What is expected: Keep the pictures out of the copy and repeat the records exactly.

Material for this task:
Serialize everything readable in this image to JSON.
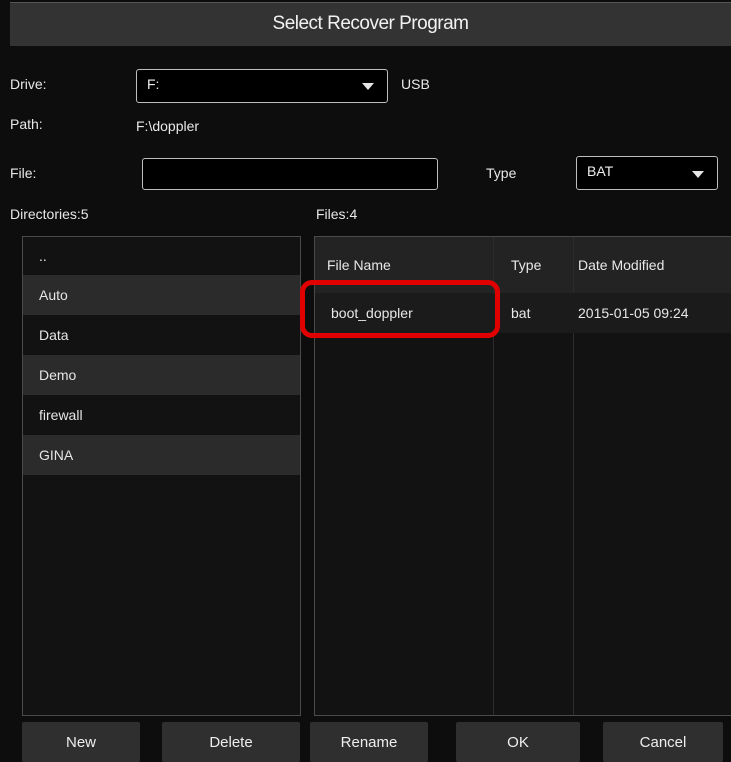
{
  "dialog": {
    "title": "Select Recover Program"
  },
  "drive": {
    "label": "Drive:",
    "value": "F:",
    "extra": "USB"
  },
  "path": {
    "label": "Path:",
    "value": "F:\\doppler"
  },
  "file": {
    "label": "File:",
    "value": ""
  },
  "type": {
    "label": "Type",
    "value": "BAT"
  },
  "directories": {
    "label": "Directories:5",
    "items": [
      "..",
      "Auto",
      "Data",
      "Demo",
      "firewall",
      "GINA"
    ]
  },
  "files": {
    "label": "Files:4",
    "columns": [
      "File Name",
      "Type",
      "Date Modified"
    ],
    "rows": [
      {
        "name": "boot_doppler",
        "type": "bat",
        "date": "2015-01-05 09:24"
      }
    ]
  },
  "buttons": {
    "new": "New",
    "delete": "Delete",
    "rename": "Rename",
    "ok": "OK",
    "cancel": "Cancel"
  },
  "colors": {
    "highlight": "#e10000",
    "background": "#0d0d0d"
  },
  "icons": {
    "dropdown": "caret-down-icon"
  }
}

Written answer:
Serialize everything readable in this image to JSON.
{
  "dialog": {
    "title": "Select Recover Program"
  },
  "drive": {
    "label": "Drive:",
    "value": "F:",
    "extra": "USB"
  },
  "path": {
    "label": "Path:",
    "value": "F:\\doppler"
  },
  "file": {
    "label": "File:",
    "value": ""
  },
  "type": {
    "label": "Type",
    "value": "BAT"
  },
  "directories": {
    "label": "Directories:5",
    "items": [
      "..",
      "Auto",
      "Data",
      "Demo",
      "firewall",
      "GINA"
    ]
  },
  "files": {
    "label": "Files:4",
    "columns": [
      "File Name",
      "Type",
      "Date Modified"
    ],
    "rows": [
      {
        "name": "boot_doppler",
        "type": "bat",
        "date": "2015-01-05 09:24"
      }
    ]
  },
  "buttons": {
    "new": "New",
    "delete": "Delete",
    "rename": "Rename",
    "ok": "OK",
    "cancel": "Cancel"
  },
  "colors": {
    "highlight": "#e10000",
    "background": "#0d0d0d"
  },
  "icons": {
    "dropdown": "caret-down-icon"
  }
}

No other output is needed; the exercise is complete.